|Notes for Lecture 8 -The League of Nations
Collective security was at the heart of the League concept -some basic conceptual difficulties with this -need for clear cut act of aggression, need for unity against aggression (but why would aggression occur if all were peace loving and united, need to disregard other political elements such as alliances.
Origins of the League:
Concert of Europe; Hague Conferences.
Public international unions
World War One -the "idealists" and the Supreme War Council
The League Covenant:
Some success in early years -repatriation of prisoners of war from Russia, Filand-Sweden dispute over Aaland Islands, Austrian loan, partitition of Upper Silesia, adminstration of Saar Territory, supervision of Danzig (Gdansk), environmental conventions
But also early signs of problems in the security area:
1920 Poland Lithuania dispute
Bolivia-Paraguay war of 1928
Greek-Italian border conflict 1923
Greco-Bulgarian border conflict 1925
The 1930s crises
1931: Manchuria. Lytton Commission.

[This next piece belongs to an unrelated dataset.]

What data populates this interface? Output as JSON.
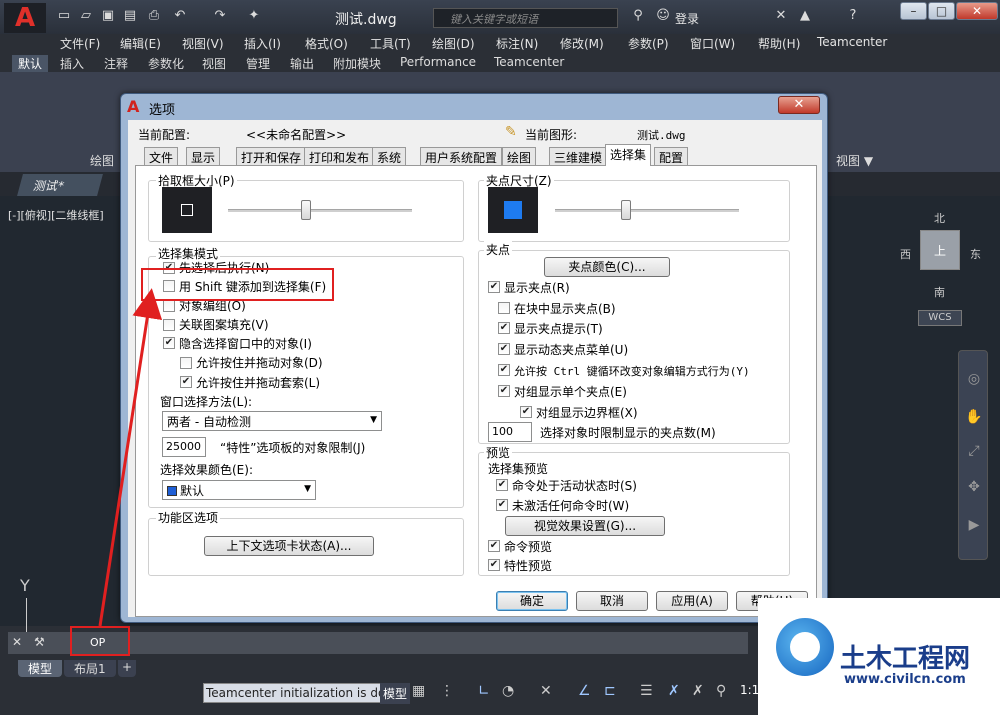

Showed:
Abyssinia (Ethiopia) 1935 -annexation of a sovereign state member of League.
Anglo-French concerns with possibility of pushing Mussolini further towards Hitler
Economic sanctions imposed but not on oil or on closing Suez Canal to Italian shipping
Hoare-Laval Pact December 1935
Was the League unlucky in its era? Yes -four out of seven major powers governed by extreme groups committed to radical change, great depression, isolationist policies of USA. But League was set up to deal with bad times.
Could the League Covenant have been a stronger document? Yes but consider Hinsley's judgement in Power and the Pursuit of Peace: "Everything we know about the history and the nature of international relations goes to show that the League, as it was constructed, was bound to fail; and that it was bound to be constructed as it was constructed". IE the fault lay in the nature of the international system which, because of sovereignty, power politics, international rivalries, was only able to produce a relatively weak commitment in the League Covenant, so the League was bound to fail in the absence of an underlying international balance of power that constrained and deterred potential aggressors (of whom there were many in the 1930s –Germany, Japan, Italy and Russia